Dismiss Notice
Join Physics Forums Today!
The friendliest, high quality science and math community on the planet! Everyone who loves science is here!

Homework Help: Range of a Matrix Transformation linear algebra

  1. Jul 10, 2010 #1
    1. The problem statement, all variables and given/known data
    Given,
    A =
    [ 1 -3 4;
    -3 2 6;
    5 -1 -8]

    b =
    [b_1;
    b_2;
    b_3]
    Show that there does not exist a solution to Ax = b for every b in R3 and describe the set of all {b1,b2,b3} for which Ax = b does have a solution.


    2. Relevant equations
    row reduction


    3. The attempt at a solution
    I row reduced until I got the following augmented matrix:
    [ 1 -3 4 | b_1;
    0 1 (-18/7)| (b_2 + 3*b_1)/7;
    0 0 8 | b_3-5*b_1 - 14*b_2]
    I'm confused about this because I was lead to believe that since there is a pivot for every value then there should exist a solution for every b in R3. And There is in fact a pivot in every row. Can someone explain to me if there is a solution or not and why please. I'm just not seeing why there wouldn't be one. Thank you
     
  2. jcsd
  3. Jul 10, 2010 #2

    vela

    User Avatar
    Staff Emeritus
    Science Advisor
    Homework Helper
    Education Advisor

    Are you sure you wrote down the matrix correctly? In particular, is the 4 in the first row supposed to be a -4?
     
  4. Jul 10, 2010 #3
    oops, wow I feel dumb. I even double checked it. So, I had the right idea at least right?
     
  5. Jul 10, 2010 #4
    ok so with that -4 in place I got the matrix to be:

    [ 1 -3 -4 | b_1;
    0 1 (6/7)| (b_2 + 3*b_1)/7;
    0 0 0 | b_3-5*b_1 - 14*b_2]

    from this i can see that there isn't an answer for all b in R3. The 2nd part of the question asks "describe the set of all {b1,b2,b3} for which Ax = b does have a solution"

    this would be where b_3-5*b_1 - 14*b_2 is equal to zero. Otherwise there would be no solution. Would I just write this or do i need to say something about b1 and b2? Would i need to say that b1 and b2 could be anything? Or how would I go about saying that?
     
  6. Jul 10, 2010 #5

    vela

    User Avatar
    Staff Emeritus
    Science Advisor
    Homework Helper
    Education Advisor

    It depends on what "describe" means here. You might be expected to give a geometric interpretation of the solution set.
     
  7. Jul 11, 2010 #6

    HallsofIvy

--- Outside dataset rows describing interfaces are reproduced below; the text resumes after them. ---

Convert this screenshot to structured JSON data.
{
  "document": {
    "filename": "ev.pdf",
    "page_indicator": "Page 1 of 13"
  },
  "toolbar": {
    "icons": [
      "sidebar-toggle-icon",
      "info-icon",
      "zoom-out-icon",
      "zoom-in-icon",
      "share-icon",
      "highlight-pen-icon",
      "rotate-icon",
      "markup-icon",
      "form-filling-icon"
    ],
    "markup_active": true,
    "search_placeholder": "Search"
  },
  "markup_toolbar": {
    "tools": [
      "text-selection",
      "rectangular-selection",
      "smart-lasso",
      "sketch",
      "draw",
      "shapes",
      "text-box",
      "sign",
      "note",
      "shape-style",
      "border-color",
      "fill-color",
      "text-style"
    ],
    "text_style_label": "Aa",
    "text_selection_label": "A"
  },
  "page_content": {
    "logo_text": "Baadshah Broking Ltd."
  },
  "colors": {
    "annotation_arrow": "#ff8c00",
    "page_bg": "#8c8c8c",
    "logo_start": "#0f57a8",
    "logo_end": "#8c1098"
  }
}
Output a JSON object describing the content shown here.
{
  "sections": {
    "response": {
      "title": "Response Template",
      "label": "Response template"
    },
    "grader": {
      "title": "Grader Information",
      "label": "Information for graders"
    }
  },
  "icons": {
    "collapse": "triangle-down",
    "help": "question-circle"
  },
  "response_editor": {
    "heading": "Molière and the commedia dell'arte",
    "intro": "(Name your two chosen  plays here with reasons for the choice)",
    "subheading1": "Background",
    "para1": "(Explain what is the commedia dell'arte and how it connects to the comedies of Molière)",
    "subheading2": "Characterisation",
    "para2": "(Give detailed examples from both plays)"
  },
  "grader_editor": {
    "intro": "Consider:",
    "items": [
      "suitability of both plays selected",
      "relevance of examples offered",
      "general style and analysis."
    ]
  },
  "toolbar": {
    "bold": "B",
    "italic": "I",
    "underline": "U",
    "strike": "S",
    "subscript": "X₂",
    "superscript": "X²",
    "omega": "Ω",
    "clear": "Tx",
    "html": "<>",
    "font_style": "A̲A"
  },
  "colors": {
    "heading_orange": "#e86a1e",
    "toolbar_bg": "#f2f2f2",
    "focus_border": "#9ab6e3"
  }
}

    User Avatar
    Science Advisor

    Good: [itex]b_3- 5b_1- 14b_2= 0[/itex] and you can write that as [itex]b_3= 5b_1+ 14b_2[/itex] so that
    [tex]\begin{pmatrix}b_1 \\ b_2 \\ b_3\end{pmatrix}= \begin{pmatrix} b_1 \\ b_2 \\ 5b_1+ 14b_2 \end{pmatrix}= b_1\begin{pmatrix}1 \\ 0 \\ 5\end{pmatrix}+ b_2\begin{pmatrix}0 \\ 1 \\ 14\end{pmatrix}[/tex].

    Geometrically, what is that?
     
Share this great discussion with others via Reddit, Google+, Twitter, or Facebook